“If you try to change it, you will ruin it. Try to hold it, and you will lose it.”
― Lao Tzu, Tao Te Ching
Commentary & Analysis
A note on Chinese real estate concerns – Aussie seems the play on the FX side
As you probably know, real estate prices in China are falling. You only have to Google the following: “Chinese Ghost Cities,” to get a sense of how pronounced the over building seems in China.
But, despite rising concerns from many analysts, the question is this: Can China really afford a real estate crisis?
The short answer is no. Not only because real estate represents such a huge proportion of the country’s GDP, but according to the Financial Times:
“More than 90 per cent of urban households already own at least one home, and for those households that own apartments, nearly 76 per cent of their assets are in real estate, according to Gan Li, director of the Survey and Research Centre for China Household Finance in China.”
The total number of urban households is not defined in the article. But I think we can assume two things: 1) there are a lot of them, and 2) those households who have the money to invest in real estate are also the core consumer class in China. And according to reports, real estate has been a prime source of savings for young and old in China; thus it cuts across all generations. Thus, the potential for social unrest is there. But beyond that, I think we can conclude a real estate crisis will hit Chinese consumption hard, just as it did to US consumption. This is not a healthy prospect for the country given consumption to GDP is already at historically world-beating lows.
The Party seems serious about reform, which may be one reason why all those corrupt officials keep “jumping” out of windows. My bet is China runs out of corrupt officials before it runs out of windows (maybe this is an idea Washington D.C. can get behind). A key to reform is a transition away from massive investment stimulus, aka malinvestment into said Ghost Cities, to a more balanced consumer-based economy. The old economic model which served them well is dead. The leadership knows that. But knowing that and implementing change without major blow-back and social turmoil are two different things.

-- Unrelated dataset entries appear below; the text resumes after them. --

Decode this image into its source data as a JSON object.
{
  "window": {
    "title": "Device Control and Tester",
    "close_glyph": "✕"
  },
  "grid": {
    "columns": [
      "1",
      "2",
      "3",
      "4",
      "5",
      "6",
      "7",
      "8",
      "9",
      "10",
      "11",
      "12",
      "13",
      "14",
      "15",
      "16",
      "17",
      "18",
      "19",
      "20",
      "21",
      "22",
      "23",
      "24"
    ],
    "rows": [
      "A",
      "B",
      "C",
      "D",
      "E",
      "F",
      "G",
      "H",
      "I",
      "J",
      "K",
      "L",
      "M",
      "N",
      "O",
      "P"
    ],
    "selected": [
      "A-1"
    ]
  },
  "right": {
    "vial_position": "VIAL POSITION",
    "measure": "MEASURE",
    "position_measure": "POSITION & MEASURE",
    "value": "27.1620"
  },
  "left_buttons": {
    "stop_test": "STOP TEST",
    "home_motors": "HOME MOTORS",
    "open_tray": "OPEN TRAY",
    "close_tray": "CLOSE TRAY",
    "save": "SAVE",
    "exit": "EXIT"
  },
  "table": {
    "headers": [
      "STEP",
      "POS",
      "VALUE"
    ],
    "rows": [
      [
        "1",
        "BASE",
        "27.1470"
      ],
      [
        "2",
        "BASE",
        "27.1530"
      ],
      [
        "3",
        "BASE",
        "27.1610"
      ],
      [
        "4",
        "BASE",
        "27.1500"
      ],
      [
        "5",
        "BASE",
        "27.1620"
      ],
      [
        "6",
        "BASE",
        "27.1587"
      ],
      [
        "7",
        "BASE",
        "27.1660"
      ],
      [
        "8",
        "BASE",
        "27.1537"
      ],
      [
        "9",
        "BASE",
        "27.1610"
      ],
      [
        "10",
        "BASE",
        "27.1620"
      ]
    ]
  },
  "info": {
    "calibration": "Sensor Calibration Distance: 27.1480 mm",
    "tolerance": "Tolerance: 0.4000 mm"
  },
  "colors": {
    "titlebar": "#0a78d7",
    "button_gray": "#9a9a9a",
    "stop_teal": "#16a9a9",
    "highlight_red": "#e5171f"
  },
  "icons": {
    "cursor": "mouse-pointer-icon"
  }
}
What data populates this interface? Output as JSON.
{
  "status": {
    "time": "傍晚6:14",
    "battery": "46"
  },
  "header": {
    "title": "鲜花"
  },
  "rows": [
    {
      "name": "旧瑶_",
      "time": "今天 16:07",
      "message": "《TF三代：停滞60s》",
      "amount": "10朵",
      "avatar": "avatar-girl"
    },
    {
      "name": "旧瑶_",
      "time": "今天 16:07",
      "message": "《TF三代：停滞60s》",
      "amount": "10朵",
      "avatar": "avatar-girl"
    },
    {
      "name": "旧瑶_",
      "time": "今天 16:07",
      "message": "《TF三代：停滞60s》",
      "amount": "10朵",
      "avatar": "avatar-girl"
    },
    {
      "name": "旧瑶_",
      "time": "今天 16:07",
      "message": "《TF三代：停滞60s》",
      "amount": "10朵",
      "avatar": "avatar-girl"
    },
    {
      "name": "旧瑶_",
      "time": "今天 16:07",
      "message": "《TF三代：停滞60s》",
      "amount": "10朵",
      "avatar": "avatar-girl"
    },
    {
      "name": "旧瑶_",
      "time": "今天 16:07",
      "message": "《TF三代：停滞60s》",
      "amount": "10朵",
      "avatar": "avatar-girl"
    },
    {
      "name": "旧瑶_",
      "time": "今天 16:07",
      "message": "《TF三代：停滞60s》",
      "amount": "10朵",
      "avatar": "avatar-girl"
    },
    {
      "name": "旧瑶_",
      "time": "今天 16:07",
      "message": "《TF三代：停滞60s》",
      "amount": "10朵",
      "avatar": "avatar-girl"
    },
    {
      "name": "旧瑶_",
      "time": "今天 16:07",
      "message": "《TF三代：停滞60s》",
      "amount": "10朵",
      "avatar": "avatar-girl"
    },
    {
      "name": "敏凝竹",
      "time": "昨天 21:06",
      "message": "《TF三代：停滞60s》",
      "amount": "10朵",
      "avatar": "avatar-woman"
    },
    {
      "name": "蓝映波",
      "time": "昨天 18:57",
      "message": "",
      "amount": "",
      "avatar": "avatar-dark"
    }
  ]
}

It seems the demand for liquidity in China is rising. This liquidity demand coincides with the mandate for banking reform, which by its nature reduces liquidity. And external sources of liquidity seem likely to fade, as:
1) The US Fed drains dollar liquidity out of the market
2) European banking continues to delever
So, can we expect another massive wave of stimulus from the Chinese government soon? Betting against this in the past has proved fruitless despite warning about the malinvestment risks. But even if we see more stimulus efforts to help real estate buyers in China, it is unlikely to have the same impact externally.
Because I don’t expect more building (anywhere relative to what we have seen) it’s unlikely another wave of raw materials demand will flow from China even if the government helps engineer a soft-landing in real estate. I say that because the banking reform mandate suggests any stimulus will be more closely monitored and targeted, as opposed to the blanket variety stimulus which in past seeped everywhere, was multiplied by Shadow Banking and supported a good portion of the massive overbuild and demand for commodities as its extension.
We can’t discount completely the possibility this time if different and real crisis will erupt in the real estate market (though we should probably place low probability on this event considering how China seems to cope so effectively with problems viewed as “a budding crisis” from the perspective of Western-based analysts applying conventional economic analysis). So given those as rationales, my favorite way to play this from a currency perspective is through the Australian dollar.
I’ve written here before (and maybe it is a bit of hyperbole on my part) saying Australia has become a satellite country of China, from an economic perspective. Maybe that isn’t true, but there still seems plenty of fallout left for the Australian economy whose massive build in mining capacity coincided nicely with the boom in Chinese real estate.